In the current blog, we will show an example of how a Java programmer can enable and configure dynamic reconfiguration using the TornadoVM v1.0 API. We will use as an example of computation the saxpy computation which combines a scalar multiplication and a vector addition. 

2.1. Use data types and express parallelism 

The first step that a programmer needs to do is to carefully use the data types and express the parallelism within the method that is going to be executed on an accelerator. 

public static void saxpy (float alpha, FloatArray x, FloatArray y) {
      for (@Parallel int i = 0; i < y.getSize(); i++) {
           y.set(i, alpha * x.get(i));

As shown in the code snippet, the Java method of saxpy accepts as arguments a float value alpha, and two arrays of types FloatArray; which is a type exposed by TornadoVM to allocate data off-heap (more info here). Additionally, this method is annotated with the TornadoVM @Parallel annotation to define that the loop can be executed in parallel.

2.2. Use data types and express parallelism 

Once those steps have been performed, programmers are ready to define a TaskGraph; a notion of which group of methods and data will be sent to the hardware accelerator. 

int numElements = 16777216;
FloatArray a = new FloatArray(numElements);
FloatArray b = new FloatArray(numElements);

2.3. Define a TaskGraph

TaskGraph taskGraph = new TaskGraph("s0") //

       .transferToDevice(DataTransferMode.FIRST_EXECUTION, a) //
       .task("t0", DynamicReconfiguration::saxpy, 2.0f, a, b) //
       .transferToHost(DataTransferMode.EVERY_EXECUTION, b);

In turn, a snapshot of the method is captured after finalizing the shape of the TaskGraph, resulting in an ImmutableTaskGraph object. To become familiar with these steps, you can read Sections 2 and 3 of the TornadoVM blog.

ImmutableTaskGraph immutableTaskGraph = taskGraph.snapshot();

2.4. Define a TornadoExecutionPlan
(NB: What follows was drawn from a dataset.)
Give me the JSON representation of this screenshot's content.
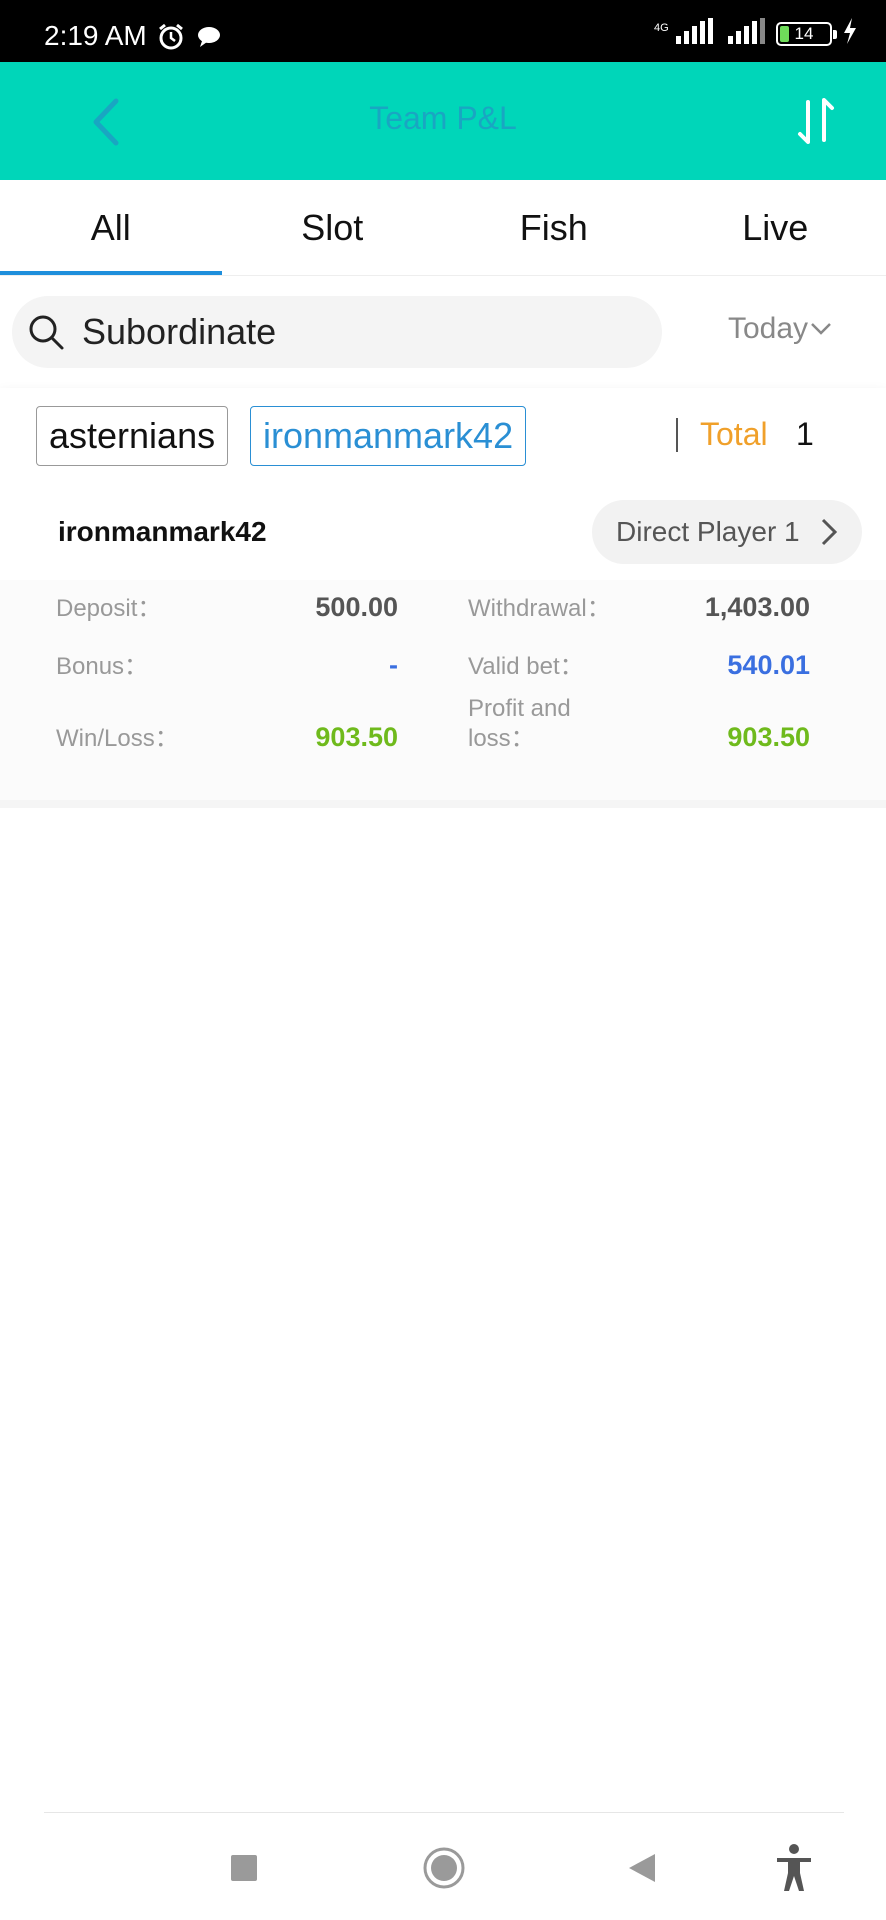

Once an ImmutableTaskGraph object is created, a Java programmer can create an execution plan to configure the execution of one of multiple immutable graphs. The execution plan can be configured by a programmer to define a policy (in this case PERFORMANCE is selected), and the dynamic reconfiguration mode[2], as follows:

TornadoExecutionPlan plan = new TornadoExecutionPlan(immutableTaskGraph)                   .withDynamicReconfiguration(Policy.PERFORMANCE, DRMode.PARALLEL);

2.5. Execute with dynamic reconfiguration

When the configuration is complete, the execution of the plan can be triggered by invoking the execute method:


You can run the whole example, assuming that you have more than one available devices:

$git clone https://github.com/beehive-lab/TornadoVM.git && cd TornadoVM
$./bin/tornadovm-installer --jdk jdk21 --backend opencl
$tornado --devices
$tornado -m 
$tornado.examples/uk.ac.manchester.tornado.examples.dynamic. DynamicReconfiguration

3. Scope within TANGO

In TANGO, the University of Manchester aims to extend TornadoVM with a new policy regarding energy efficiency. This will be the springboard for making decisions at runtime regarding the optimal deployment of an application at the granularity of a single compute node. More information regarding the dynamic reconfiguration and TornadoVM is available here

[1] https://jjfumero.github.io/files/VEE2019_Fumero_Preprint.pdf 

[2] The mode defines whether all threads will run concurrently (via DRMode.PARALLEL) or sequentially (via DRMode.SERIAL).